> [Action item]
Could you write out the whole listing exactly as it appears?

> [Stored data]

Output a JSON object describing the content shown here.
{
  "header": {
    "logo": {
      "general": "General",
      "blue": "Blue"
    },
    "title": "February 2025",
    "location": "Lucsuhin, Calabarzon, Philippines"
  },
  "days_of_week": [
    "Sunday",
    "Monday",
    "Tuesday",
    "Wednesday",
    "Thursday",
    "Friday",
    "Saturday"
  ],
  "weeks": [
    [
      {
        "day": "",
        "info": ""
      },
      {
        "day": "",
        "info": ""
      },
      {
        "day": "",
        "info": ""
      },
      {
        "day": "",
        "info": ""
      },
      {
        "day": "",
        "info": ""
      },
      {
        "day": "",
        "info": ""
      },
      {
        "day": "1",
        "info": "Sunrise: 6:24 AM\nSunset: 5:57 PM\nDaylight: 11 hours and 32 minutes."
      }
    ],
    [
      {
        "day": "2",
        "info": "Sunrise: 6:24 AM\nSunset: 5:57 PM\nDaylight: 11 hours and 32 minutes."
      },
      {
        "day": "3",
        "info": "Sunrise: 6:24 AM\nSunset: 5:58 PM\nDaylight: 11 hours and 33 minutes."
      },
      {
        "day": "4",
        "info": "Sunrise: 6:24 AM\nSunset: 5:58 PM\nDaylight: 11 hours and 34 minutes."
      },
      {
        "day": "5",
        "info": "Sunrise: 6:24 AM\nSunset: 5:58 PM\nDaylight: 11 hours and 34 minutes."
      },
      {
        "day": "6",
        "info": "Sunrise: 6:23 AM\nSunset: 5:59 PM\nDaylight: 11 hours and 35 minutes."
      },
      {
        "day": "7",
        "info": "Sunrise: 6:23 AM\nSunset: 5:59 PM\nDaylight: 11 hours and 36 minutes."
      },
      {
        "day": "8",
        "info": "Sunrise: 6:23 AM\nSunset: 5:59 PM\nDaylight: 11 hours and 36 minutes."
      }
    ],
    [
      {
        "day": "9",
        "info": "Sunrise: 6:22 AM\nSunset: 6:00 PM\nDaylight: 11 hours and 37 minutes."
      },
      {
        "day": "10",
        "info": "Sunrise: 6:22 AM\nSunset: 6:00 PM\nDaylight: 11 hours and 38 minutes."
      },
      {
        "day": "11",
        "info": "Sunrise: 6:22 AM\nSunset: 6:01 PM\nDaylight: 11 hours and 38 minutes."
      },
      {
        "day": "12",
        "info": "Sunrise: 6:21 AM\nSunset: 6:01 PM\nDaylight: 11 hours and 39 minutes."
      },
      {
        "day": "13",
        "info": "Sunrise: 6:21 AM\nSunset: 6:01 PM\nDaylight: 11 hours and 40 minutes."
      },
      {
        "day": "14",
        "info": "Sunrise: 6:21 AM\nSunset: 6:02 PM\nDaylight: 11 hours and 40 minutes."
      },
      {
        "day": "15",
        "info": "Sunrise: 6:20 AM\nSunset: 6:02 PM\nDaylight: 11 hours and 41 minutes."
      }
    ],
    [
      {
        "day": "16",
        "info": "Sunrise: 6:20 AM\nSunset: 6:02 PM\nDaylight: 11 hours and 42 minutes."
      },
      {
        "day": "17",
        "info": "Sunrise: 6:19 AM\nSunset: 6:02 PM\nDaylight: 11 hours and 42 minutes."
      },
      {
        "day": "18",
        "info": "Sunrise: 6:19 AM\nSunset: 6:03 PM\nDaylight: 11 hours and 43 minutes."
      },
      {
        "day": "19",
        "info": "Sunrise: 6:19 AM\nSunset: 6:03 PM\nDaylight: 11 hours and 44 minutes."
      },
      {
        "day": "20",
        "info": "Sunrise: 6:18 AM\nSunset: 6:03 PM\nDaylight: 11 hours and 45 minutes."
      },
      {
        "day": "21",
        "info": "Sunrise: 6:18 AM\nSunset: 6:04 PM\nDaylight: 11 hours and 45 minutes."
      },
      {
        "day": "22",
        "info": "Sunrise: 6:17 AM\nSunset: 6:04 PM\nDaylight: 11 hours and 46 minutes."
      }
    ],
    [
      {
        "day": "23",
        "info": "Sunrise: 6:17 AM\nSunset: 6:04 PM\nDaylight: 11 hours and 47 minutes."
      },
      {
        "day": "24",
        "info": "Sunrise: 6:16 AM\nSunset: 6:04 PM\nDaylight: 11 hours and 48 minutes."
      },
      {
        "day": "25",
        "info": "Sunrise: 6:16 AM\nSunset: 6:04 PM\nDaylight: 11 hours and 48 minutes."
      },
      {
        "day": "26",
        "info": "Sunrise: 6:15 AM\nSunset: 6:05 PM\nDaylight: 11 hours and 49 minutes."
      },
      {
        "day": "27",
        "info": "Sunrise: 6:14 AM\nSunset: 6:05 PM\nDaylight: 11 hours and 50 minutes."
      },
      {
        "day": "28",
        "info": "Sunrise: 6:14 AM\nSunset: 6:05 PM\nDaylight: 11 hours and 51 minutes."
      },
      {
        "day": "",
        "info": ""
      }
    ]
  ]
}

> [Output of the exercise]
Output a JSON object describing the content shown here.
{
  "header": {
    "logo": {
      "general": "General",
      "blue": "Blue"
    },
    "title": "February 2025",
    "location": "Lucsuhin, Calabarzon, Philippines"
  },
  "days_of_week": [
    "Sunday",
    "Monday",
    "Tuesday",
    "Wednesday",
    "Thursday",
    "Friday",
    "Saturday"
  ],
  "weeks": [
    [
      {
        "day": "",
        "info": ""
      },
      {
        "day": "",
        "info": ""
      },
      {
        "day": "",
        "info": ""
      },
      {
        "day": "",
        "info": ""
      },
      {
        "day": "",
        "info": ""
      },
      {
        "day": "",
        "info": ""
      },
      {
        "day": "1",
        "info": "Sunrise: 6:24 AM\nSunset: 5:57 PM\nDaylight: 11 hours and 32 minutes."
      }
    ],
    [
      {
        "day": "2",
        "info": "Sunrise: 6:24 AM\nSunset: 5:57 PM\nDaylight: 11 hours and 32 minutes."
      },
      {
        "day": "3",
        "info": "Sunrise: 6:24 AM\nSunset: 5:58 PM\nDaylight: 11 hours and 33 minutes."
      },
      {
        "day": "4",
        "info": "Sunrise: 6:24 AM\nSunset: 5:58 PM\nDaylight: 11 hours and 34 minutes."
      },
      {
        "day": "5",
        "info": "Sunrise: 6:24 AM\nSunset: 5:58 PM\nDaylight: 11 hours and 34 minutes."
      },
      {
        "day": "6",
        "info": "Sunrise: 6:23 AM\nSunset: 5:59 PM\nDaylight: 11 hours and 35 minutes."
      },
      {
        "day": "7",
        "info": "Sunrise: 6:23 AM\nSunset: 5:59 PM\nDaylight: 11 hours and 36 minutes."
      },
      {
        "day": "8",
        "info": "Sunrise: 6:23 AM\nSunset: 5:59 PM\nDaylight: 11 hours and 36 minutes."
      }
    ],
    [
      {
        "day": "9",
        "info": "Sunrise: 6:22 AM\nSunset: 6:00 PM\nDaylight: 11 hours and 37 minutes."
      },
      {
        "day": "10",
        "info": "Sunrise: 6:22 AM\nSunset: 6:00 PM\nDaylight: 11 hours and 38 minutes."
      },
      {
        "day": "11",
        "info": "Sunrise: 6:22 AM\nSunset: 6:01 PM\nDaylight: 11 hours and 38 minutes."
      },
      {
        "day": "12",
        "info": "Sunrise: 6:21 AM\nSunset: 6:01 PM\nDaylight: 11 hours and 39 minutes."
      },
      {
        "day": "13",
        "info": "Sunrise: 6:21 AM\nSunset: 6:01 PM\nDaylight: 11 hours and 40 minutes."
      },
      {
        "day": "14",
        "info": "Sunrise: 6:21 AM\nSunset: 6:02 PM\nDaylight: 11 hours and 40 minutes."
      },
      {
        "day": "15",
        "info": "Sunrise: 6:20 AM\nSunset: 6:02 PM\nDaylight: 11 hours and 41 minutes."
      }
    ],
    [
      {
        "day": "16",
        "info": "Sunrise: 6:20 AM\nSunset: 6:02 PM\nDaylight: 11 hours and 42 minutes."
      },
      {
        "day": "17",
        "info": "Sunrise: 6:19 AM\nSunset: 6:02 PM\nDaylight: 11 hours and 42 minutes."
      },
      {
        "day": "18",
        "info": "Sunrise: 6:19 AM\nSunset: 6:03 PM\nDaylight: 11 hours and 43 minutes."
      },
      {
        "day": "19",
        "info": "Sunrise: 6:19 AM\nSunset: 6:03 PM\nDaylight: 11 hours and 44 minutes."
      },
      {
        "day": "20",
        "info": "Sunrise: 6:18 AM\nSunset: 6:03 PM\nDaylight: 11 hours and 45 minutes."
      },
      {
        "day": "21",
        "info": "Sunrise: 6:18 AM\nSunset: 6:04 PM\nDaylight: 11 hours and 45 minutes."
      },
      {
        "day": "22",
        "info": "Sunrise: 6:17 AM\nSunset: 6:04 PM\nDaylight: 11 hours and 46 minutes."
      }
    ],
    [
      {
        "day": "23",
        "info": "Sunrise: 6:17 AM\nSunset: 6:04 PM\nDaylight: 11 hours and 47 minutes."
      },
      {
        "day": "24",
        "info": "Sunrise: 6:16 AM\nSunset: 6:04 PM\nDaylight: 11 hours and 48 minutes."
      },
      {
        "day": "25",
        "info": "Sunrise: 6:16 AM\nSunset: 6:04 PM\nDaylight: 11 hours and 48 minutes."
      },
      {
        "day": "26",
        "info": "Sunrise: 6:15 AM\nSunset: 6:05 PM\nDaylight: 11 hours and 49 minutes."
      },
      {
        "day": "27",
        "info": "Sunrise: 6:14 AM\nSunset: 6:05 PM\nDaylight: 11 hours and 50 minutes."
      },
      {
        "day": "28",
        "info": "Sunrise: 6:14 AM\nSunset: 6:05 PM\nDaylight: 11 hours and 51 minutes."
      },
      {
        "day": "",
        "info": ""
      }
    ]
  ]
}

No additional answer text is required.